[Dataset excerpts]
━━━━

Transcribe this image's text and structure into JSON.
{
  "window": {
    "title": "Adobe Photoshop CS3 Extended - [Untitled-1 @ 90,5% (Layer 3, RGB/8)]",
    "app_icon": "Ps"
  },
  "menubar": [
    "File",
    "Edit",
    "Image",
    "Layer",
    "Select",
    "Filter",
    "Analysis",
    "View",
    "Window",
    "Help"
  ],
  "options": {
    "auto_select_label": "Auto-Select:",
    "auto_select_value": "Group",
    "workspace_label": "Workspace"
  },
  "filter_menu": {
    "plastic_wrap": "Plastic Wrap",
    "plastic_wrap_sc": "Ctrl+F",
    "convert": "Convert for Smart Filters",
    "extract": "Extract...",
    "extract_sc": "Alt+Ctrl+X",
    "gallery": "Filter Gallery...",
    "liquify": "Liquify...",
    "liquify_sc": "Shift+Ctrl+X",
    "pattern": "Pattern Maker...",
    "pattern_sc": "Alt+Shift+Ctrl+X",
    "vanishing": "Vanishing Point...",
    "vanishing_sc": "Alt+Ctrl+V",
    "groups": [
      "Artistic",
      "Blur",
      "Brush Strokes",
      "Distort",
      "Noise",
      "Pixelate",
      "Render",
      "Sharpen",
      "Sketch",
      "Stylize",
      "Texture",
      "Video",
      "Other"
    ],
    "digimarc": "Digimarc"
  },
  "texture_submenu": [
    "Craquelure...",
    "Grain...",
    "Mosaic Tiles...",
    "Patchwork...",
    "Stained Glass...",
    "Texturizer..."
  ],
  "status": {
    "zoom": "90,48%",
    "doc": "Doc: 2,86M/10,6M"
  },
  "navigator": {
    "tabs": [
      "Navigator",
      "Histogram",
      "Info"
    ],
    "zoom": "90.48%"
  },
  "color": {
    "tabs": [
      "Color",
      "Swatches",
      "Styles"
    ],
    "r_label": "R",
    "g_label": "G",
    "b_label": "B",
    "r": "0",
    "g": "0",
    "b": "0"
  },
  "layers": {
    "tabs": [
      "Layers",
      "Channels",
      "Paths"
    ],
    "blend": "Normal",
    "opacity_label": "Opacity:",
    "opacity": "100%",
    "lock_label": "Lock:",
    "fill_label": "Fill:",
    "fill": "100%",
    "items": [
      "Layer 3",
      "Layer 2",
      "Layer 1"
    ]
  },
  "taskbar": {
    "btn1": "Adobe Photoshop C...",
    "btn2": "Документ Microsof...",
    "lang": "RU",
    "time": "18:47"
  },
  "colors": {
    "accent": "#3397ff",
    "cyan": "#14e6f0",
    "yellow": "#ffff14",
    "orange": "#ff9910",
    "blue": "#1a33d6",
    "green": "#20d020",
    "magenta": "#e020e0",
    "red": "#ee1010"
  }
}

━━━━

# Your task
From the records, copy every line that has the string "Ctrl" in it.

# Solution to this problem
    "plastic_wrap_sc": "Ctrl+F",
    "extract_sc": "Alt+Ctrl+X",
    "liquify_sc": "Shift+Ctrl+X",
    "pattern_sc": "Alt+Shift+Ctrl+X",
    "vanishing_sc": "Alt+Ctrl+V",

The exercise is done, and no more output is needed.